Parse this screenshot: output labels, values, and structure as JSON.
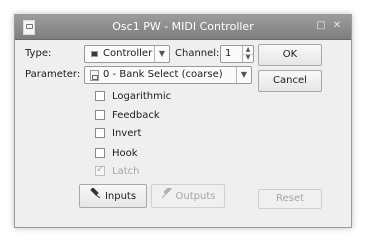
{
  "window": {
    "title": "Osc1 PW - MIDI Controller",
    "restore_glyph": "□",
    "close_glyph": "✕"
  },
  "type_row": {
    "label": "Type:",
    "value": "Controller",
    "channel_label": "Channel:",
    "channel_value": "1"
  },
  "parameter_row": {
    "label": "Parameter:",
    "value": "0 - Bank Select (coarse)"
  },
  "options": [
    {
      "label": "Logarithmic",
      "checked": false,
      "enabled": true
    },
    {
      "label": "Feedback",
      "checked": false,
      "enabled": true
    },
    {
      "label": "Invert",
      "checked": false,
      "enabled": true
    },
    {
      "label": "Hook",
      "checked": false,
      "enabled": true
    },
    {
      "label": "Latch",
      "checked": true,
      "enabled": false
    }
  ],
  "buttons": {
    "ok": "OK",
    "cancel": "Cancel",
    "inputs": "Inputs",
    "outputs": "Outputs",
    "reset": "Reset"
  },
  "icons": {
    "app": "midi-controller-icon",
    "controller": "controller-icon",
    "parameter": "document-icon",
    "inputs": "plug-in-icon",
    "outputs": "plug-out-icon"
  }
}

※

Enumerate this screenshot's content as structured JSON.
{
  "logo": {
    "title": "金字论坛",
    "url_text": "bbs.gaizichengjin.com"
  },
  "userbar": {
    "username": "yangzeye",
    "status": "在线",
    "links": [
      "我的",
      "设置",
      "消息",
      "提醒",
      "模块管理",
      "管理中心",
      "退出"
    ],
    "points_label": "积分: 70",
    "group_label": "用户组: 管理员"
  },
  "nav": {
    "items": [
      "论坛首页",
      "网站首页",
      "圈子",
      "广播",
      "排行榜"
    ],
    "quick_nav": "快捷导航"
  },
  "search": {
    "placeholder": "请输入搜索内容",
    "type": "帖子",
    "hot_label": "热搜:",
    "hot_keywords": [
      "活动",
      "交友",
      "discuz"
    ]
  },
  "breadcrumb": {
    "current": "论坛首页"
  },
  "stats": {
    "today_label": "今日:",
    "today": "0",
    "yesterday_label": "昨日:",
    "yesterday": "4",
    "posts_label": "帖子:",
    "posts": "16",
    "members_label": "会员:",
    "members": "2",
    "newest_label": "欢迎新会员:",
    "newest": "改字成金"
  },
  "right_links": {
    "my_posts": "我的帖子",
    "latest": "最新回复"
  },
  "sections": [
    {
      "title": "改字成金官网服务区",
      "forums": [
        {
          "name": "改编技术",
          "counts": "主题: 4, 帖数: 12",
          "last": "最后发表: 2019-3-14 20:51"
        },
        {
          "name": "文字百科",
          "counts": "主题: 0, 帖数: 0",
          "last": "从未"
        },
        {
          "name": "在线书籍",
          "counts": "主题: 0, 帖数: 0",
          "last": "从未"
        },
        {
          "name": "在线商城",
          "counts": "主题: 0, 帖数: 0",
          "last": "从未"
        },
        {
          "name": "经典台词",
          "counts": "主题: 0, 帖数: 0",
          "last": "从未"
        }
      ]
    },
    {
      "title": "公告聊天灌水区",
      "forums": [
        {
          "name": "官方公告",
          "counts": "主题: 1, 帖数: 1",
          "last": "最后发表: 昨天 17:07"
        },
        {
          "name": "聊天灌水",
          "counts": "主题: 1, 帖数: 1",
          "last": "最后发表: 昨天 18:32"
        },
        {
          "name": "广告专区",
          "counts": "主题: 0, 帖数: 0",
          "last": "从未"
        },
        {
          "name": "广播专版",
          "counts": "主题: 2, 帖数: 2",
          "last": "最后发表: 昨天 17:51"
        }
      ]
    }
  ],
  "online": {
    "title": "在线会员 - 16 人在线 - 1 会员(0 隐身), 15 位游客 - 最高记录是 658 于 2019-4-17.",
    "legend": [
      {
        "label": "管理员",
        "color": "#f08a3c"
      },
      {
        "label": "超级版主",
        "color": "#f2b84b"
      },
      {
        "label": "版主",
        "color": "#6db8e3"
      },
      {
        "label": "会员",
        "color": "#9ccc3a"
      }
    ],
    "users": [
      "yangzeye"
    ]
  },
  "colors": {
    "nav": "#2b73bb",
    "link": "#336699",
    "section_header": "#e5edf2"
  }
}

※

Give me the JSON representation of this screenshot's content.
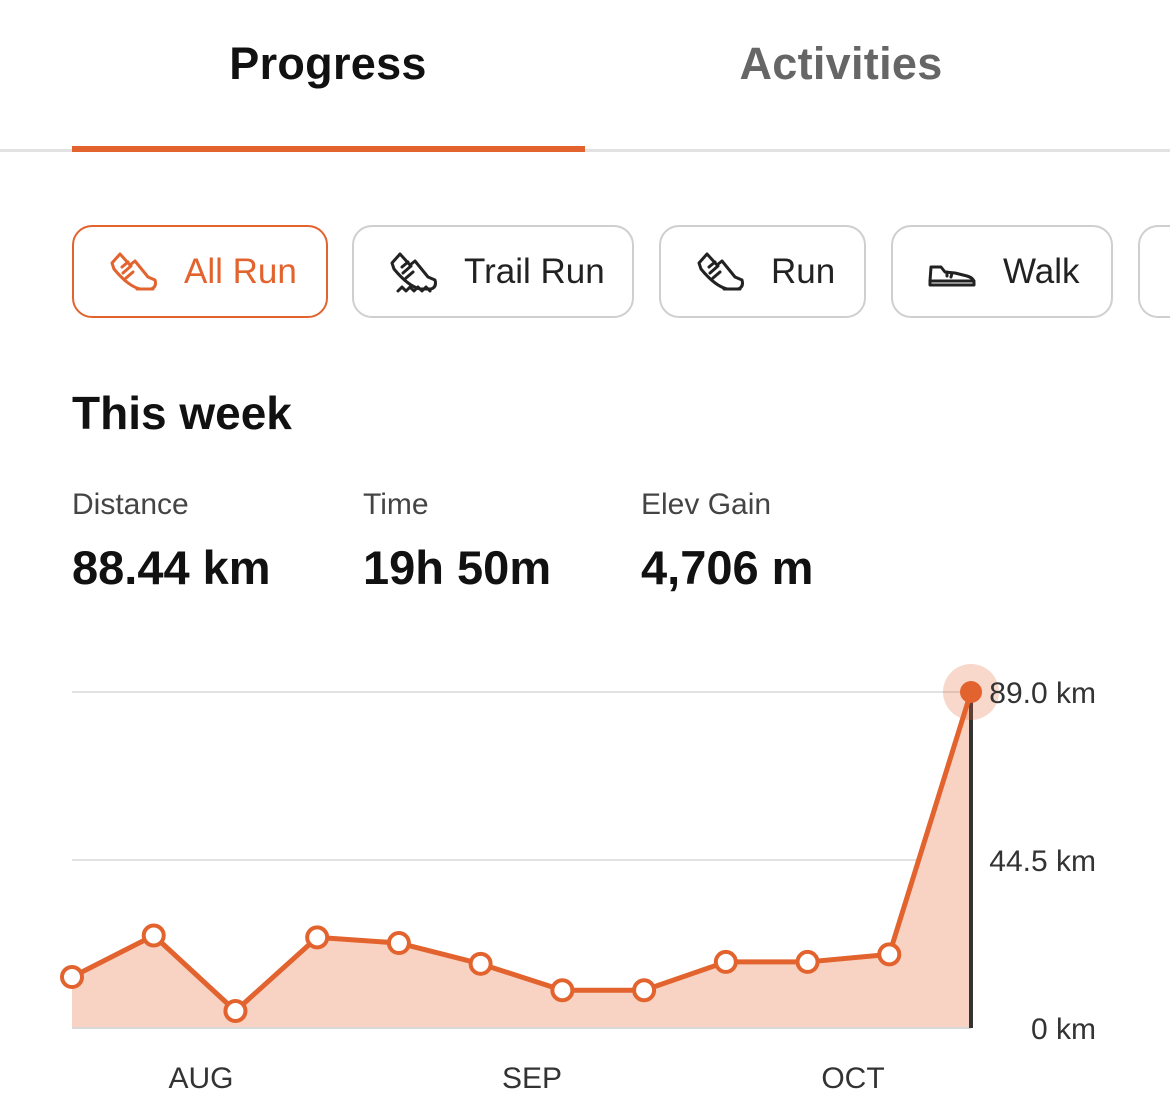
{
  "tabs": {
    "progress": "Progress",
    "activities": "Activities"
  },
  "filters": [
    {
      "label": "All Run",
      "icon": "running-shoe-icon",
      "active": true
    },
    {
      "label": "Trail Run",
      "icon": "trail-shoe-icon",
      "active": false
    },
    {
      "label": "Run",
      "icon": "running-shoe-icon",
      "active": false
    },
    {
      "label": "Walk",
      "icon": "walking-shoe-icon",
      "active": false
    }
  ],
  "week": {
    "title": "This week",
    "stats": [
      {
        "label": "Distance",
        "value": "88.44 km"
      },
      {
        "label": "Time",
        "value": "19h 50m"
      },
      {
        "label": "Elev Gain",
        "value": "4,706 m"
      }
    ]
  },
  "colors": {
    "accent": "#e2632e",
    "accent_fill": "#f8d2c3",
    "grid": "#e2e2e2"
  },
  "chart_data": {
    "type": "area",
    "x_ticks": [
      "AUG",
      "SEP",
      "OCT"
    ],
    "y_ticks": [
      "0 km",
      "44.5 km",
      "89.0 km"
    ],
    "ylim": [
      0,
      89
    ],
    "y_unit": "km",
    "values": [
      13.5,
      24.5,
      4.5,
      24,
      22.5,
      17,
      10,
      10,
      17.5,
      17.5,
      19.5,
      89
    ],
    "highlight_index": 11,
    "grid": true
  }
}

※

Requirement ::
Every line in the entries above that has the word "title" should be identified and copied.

Solved problem ::
    "title": "Osc1 PW - MIDI Controller",
    "title": "金字论坛",
      "title": "改字成金官网服务区",
      "title": "公告聊天灌水区",
    "title": "在线会员 - 16 人在线 - 1 会员(0 隐身), 15 位游客 - 最高记录是 658 于 2019-4-17.",
    "title": "This week",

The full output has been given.